The House passed yesterday, 227-205, its version of tax reform, and the next milestone is in the Senate. The Wall Street Journal is referencing some special interests who are expressing misgivings about it.
Both the House and Senate bills would cut the corporate tax rate to 20% from 35%. If that overall tax rate decreases, tax credits and deductions become less valuable.
Well, of course. Credits and deductions get their value from how much they reduce taxes for the government-favored groups of Americans for whom those credits and deductions are targeted. With lower overall tax rates, those credits and deductions have less tax value—as any graduate of 3rd grade arithmetic can see.
That alone would mean that nearly 300,000 fewer low-income units will be produced over 10 years, according to an analysis by Novogradac & Co, an accounting firm specializing in real estate.
That’s the claim of a special interest group. It’s also not entirely true. With the elimination of real estate-related credits and deductions, housing—and rental—prices would no longer be elevated to absorb for the realtor’s benefit those bennies.
The same logic applies to other bennies on the chopping block: preferential tax treatment for bonds used by developers to build “affordable” housing and private activity bonds, which fund hospitals, roads, nursing homes, and charter schools—and sports stadiums and other froo-froo.
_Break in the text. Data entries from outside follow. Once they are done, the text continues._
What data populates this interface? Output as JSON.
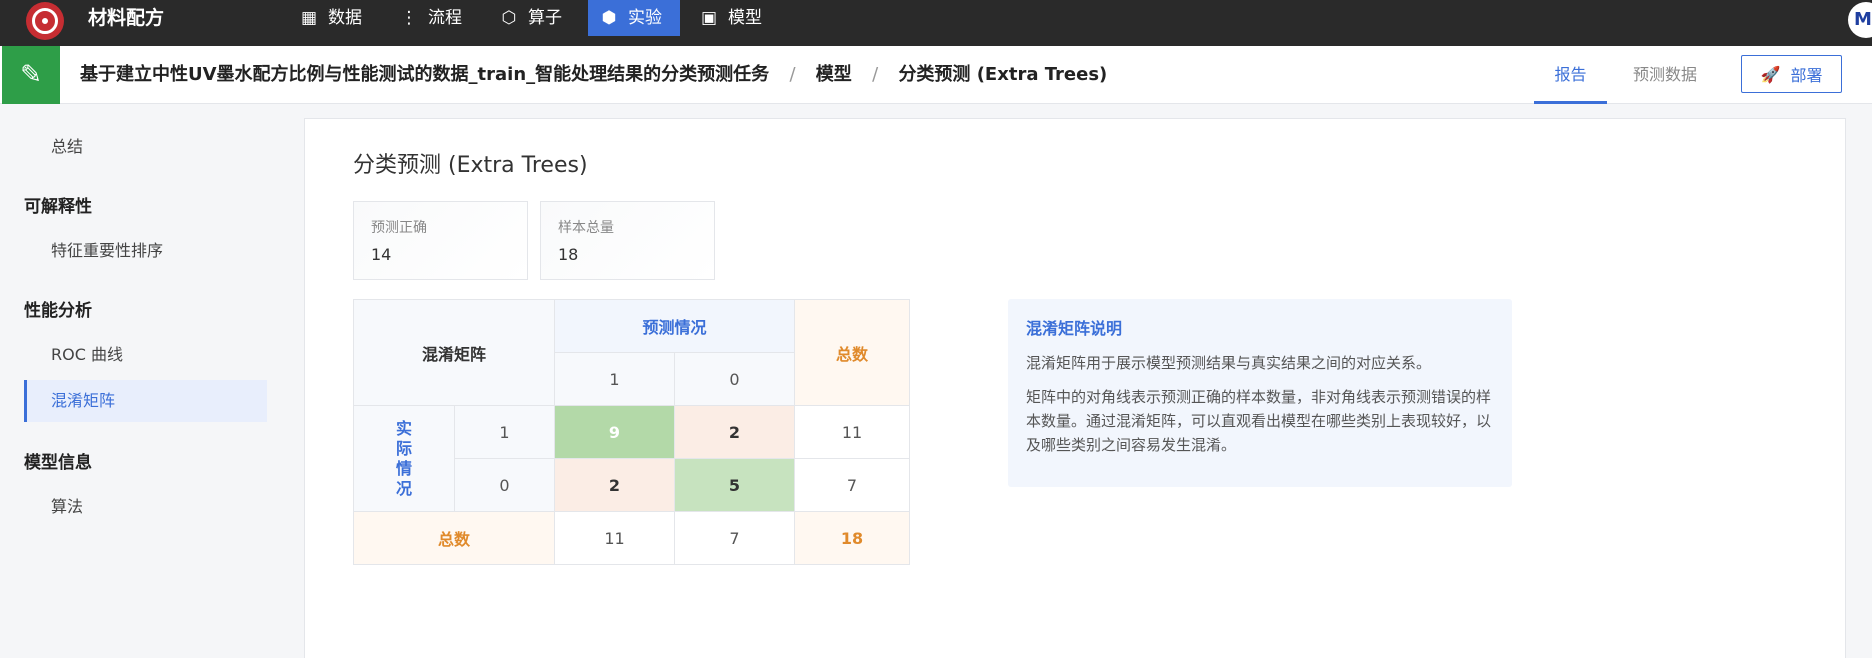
{
  "app": {
    "title": "材料配方"
  },
  "nav": [
    {
      "label": "数据",
      "icon": "table-icon"
    },
    {
      "label": "流程",
      "icon": "flow-icon"
    },
    {
      "label": "算子",
      "icon": "operator-icon"
    },
    {
      "label": "实验",
      "icon": "cube-icon",
      "active": true
    },
    {
      "label": "模型",
      "icon": "save-icon"
    }
  ],
  "avatar": {
    "initial": "M"
  },
  "header": {
    "breadcrumb": [
      "基于建立中性UV墨水配方比例与性能测试的数据_train_智能处理结果的分类预测任务",
      "模型",
      "分类预测 (Extra Trees)"
    ],
    "separator": "/",
    "tabs": [
      {
        "label": "报告",
        "active": true
      },
      {
        "label": "预测数据",
        "active": false
      }
    ],
    "deploy_label": "部署"
  },
  "sidebar": {
    "summary": "总结",
    "sections": [
      {
        "title": "可解释性",
        "items": [
          "特征重要性排序"
        ]
      },
      {
        "title": "性能分析",
        "items": [
          "ROC 曲线",
          "混淆矩阵"
        ]
      },
      {
        "title": "模型信息",
        "items": [
          "算法"
        ]
      }
    ],
    "active_item": "混淆矩阵"
  },
  "main": {
    "title": "分类预测 (Extra Trees)",
    "stats": [
      {
        "label": "预测正确",
        "value": "14"
      },
      {
        "label": "样本总量",
        "value": "18"
      }
    ]
  },
  "confusion_matrix": {
    "corner_label": "混淆矩阵",
    "predicted_label": "预测情况",
    "actual_label": "实际情况",
    "total_label": "总数",
    "classes": [
      "1",
      "0"
    ],
    "matrix": [
      [
        9,
        2
      ],
      [
        2,
        5
      ]
    ],
    "row_totals": [
      11,
      7
    ],
    "col_totals": [
      11,
      7
    ],
    "grand_total": 18
  },
  "explanation": {
    "title": "混淆矩阵说明",
    "paragraphs": [
      "混淆矩阵用于展示模型预测结果与真实结果之间的对应关系。",
      "矩阵中的对角线表示预测正确的样本数量，非对角线表示预测错误的样本数量。通过混淆矩阵，可以直观看出模型在哪些类别上表现较好，以及哪些类别之间容易发生混淆。"
    ]
  }
}
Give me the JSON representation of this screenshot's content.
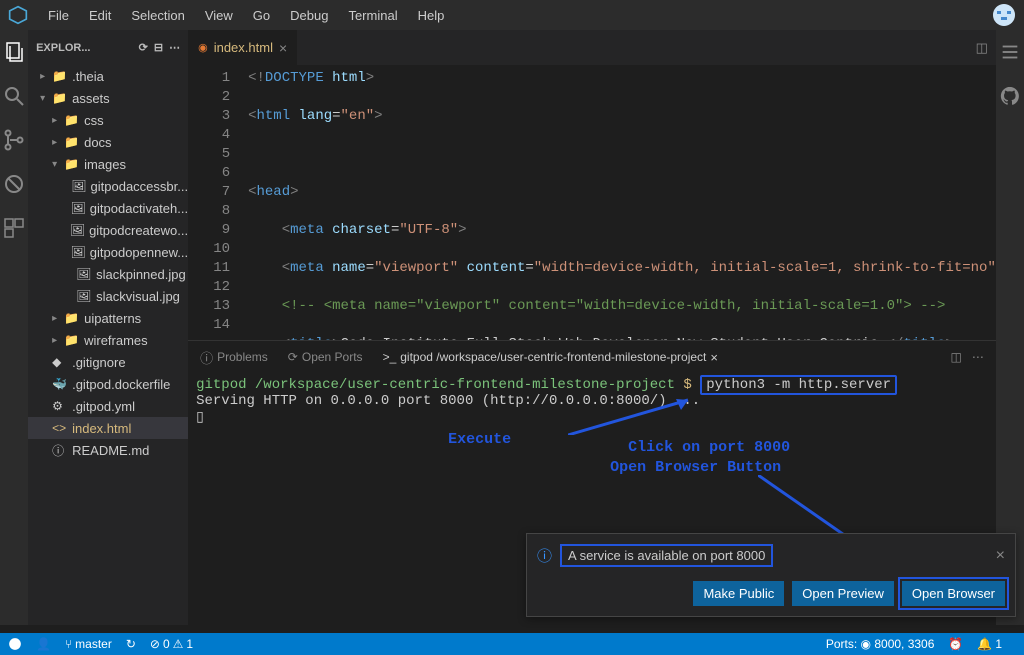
{
  "menubar": {
    "items": [
      "File",
      "Edit",
      "Selection",
      "View",
      "Go",
      "Debug",
      "Terminal",
      "Help"
    ]
  },
  "explorer": {
    "title": "EXPLOR...",
    "tree": [
      {
        "depth": 0,
        "chev": "▸",
        "icon": "📁",
        "label": ".theia"
      },
      {
        "depth": 0,
        "chev": "▾",
        "icon": "📁",
        "label": "assets"
      },
      {
        "depth": 1,
        "chev": "▸",
        "icon": "📁",
        "label": "css"
      },
      {
        "depth": 1,
        "chev": "▸",
        "icon": "📁",
        "label": "docs"
      },
      {
        "depth": 1,
        "chev": "▾",
        "icon": "📁",
        "label": "images"
      },
      {
        "depth": 2,
        "chev": "",
        "icon": "🖼",
        "label": "gitpodaccessbr..."
      },
      {
        "depth": 2,
        "chev": "",
        "icon": "🖼",
        "label": "gitpodactivateh..."
      },
      {
        "depth": 2,
        "chev": "",
        "icon": "🖼",
        "label": "gitpodcreatewo..."
      },
      {
        "depth": 2,
        "chev": "",
        "icon": "🖼",
        "label": "gitpodopennew..."
      },
      {
        "depth": 2,
        "chev": "",
        "icon": "🖼",
        "label": "slackpinned.jpg"
      },
      {
        "depth": 2,
        "chev": "",
        "icon": "🖼",
        "label": "slackvisual.jpg"
      },
      {
        "depth": 1,
        "chev": "▸",
        "icon": "📁",
        "label": "uipatterns"
      },
      {
        "depth": 1,
        "chev": "▸",
        "icon": "📁",
        "label": "wireframes"
      },
      {
        "depth": 0,
        "chev": "",
        "icon": "◆",
        "label": ".gitignore"
      },
      {
        "depth": 0,
        "chev": "",
        "icon": "🐳",
        "label": ".gitpod.dockerfile"
      },
      {
        "depth": 0,
        "chev": "",
        "icon": "⚙",
        "label": ".gitpod.yml"
      },
      {
        "depth": 0,
        "chev": "",
        "icon": "<>",
        "label": "index.html",
        "modified": true,
        "selected": true
      },
      {
        "depth": 0,
        "chev": "",
        "icon": "ⓘ",
        "label": "README.md"
      }
    ]
  },
  "tabs": {
    "active": "index.html"
  },
  "code_lines": [
    "1",
    "2",
    "3",
    "4",
    "5",
    "6",
    "7",
    "8",
    "9",
    "10",
    "11",
    "12",
    "13",
    "14"
  ],
  "panel": {
    "tabs": {
      "problems": "Problems",
      "openports": "Open Ports",
      "terminal_title": "gitpod /workspace/user-centric-frontend-milestone-project"
    },
    "prompt_path": "gitpod /workspace/user-centric-frontend-milestone-project",
    "prompt_char": "$",
    "command": "python3 -m http.server",
    "output": "Serving HTTP on 0.0.0.0 port 8000 (http://0.0.0.0:8000/) ..."
  },
  "annotations": {
    "execute": "Execute",
    "click_port_1": "Click on port 8000",
    "click_port_2": "Open Browser Button"
  },
  "notification": {
    "message": "A service is available on port 8000",
    "make_public": "Make Public",
    "open_preview": "Open Preview",
    "open_browser": "Open Browser"
  },
  "statusbar": {
    "branch": "master",
    "sync": "↻",
    "errors": "0",
    "warnings": "1",
    "ports": "Ports: ◉ 8000, 3306",
    "notif": "1"
  }
}
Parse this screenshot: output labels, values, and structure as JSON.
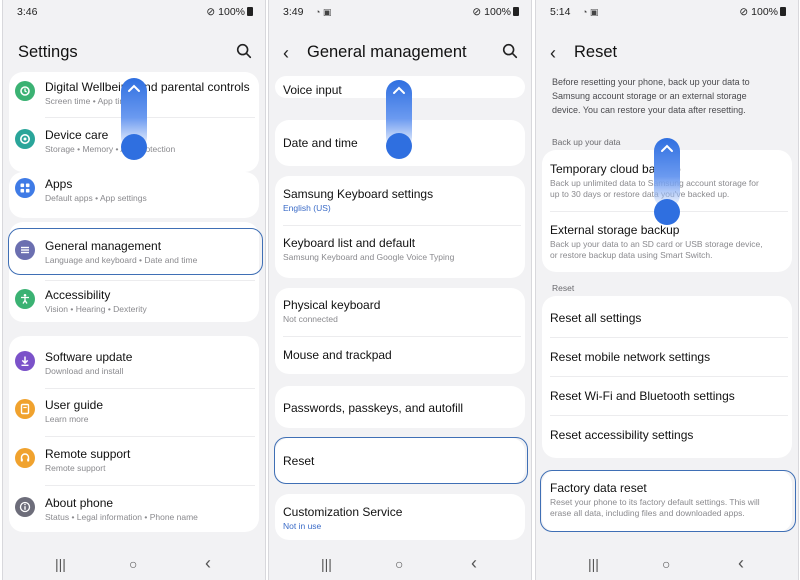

These things, too, would no longer have their prices elevated to absorb for the developer’s benefit the monetary value of the bennies.
On top of that, the reduced value of deductions and credits under the plan just passed in one house and on offer in the other is a non sequitur. Our tax code should not be used for social engineering, least of all in accordance with the personal imperatives of 535+1 politicians in DC. The—our—tax code should be limited to funding our government; social engineering should be left to We the People in our local communities.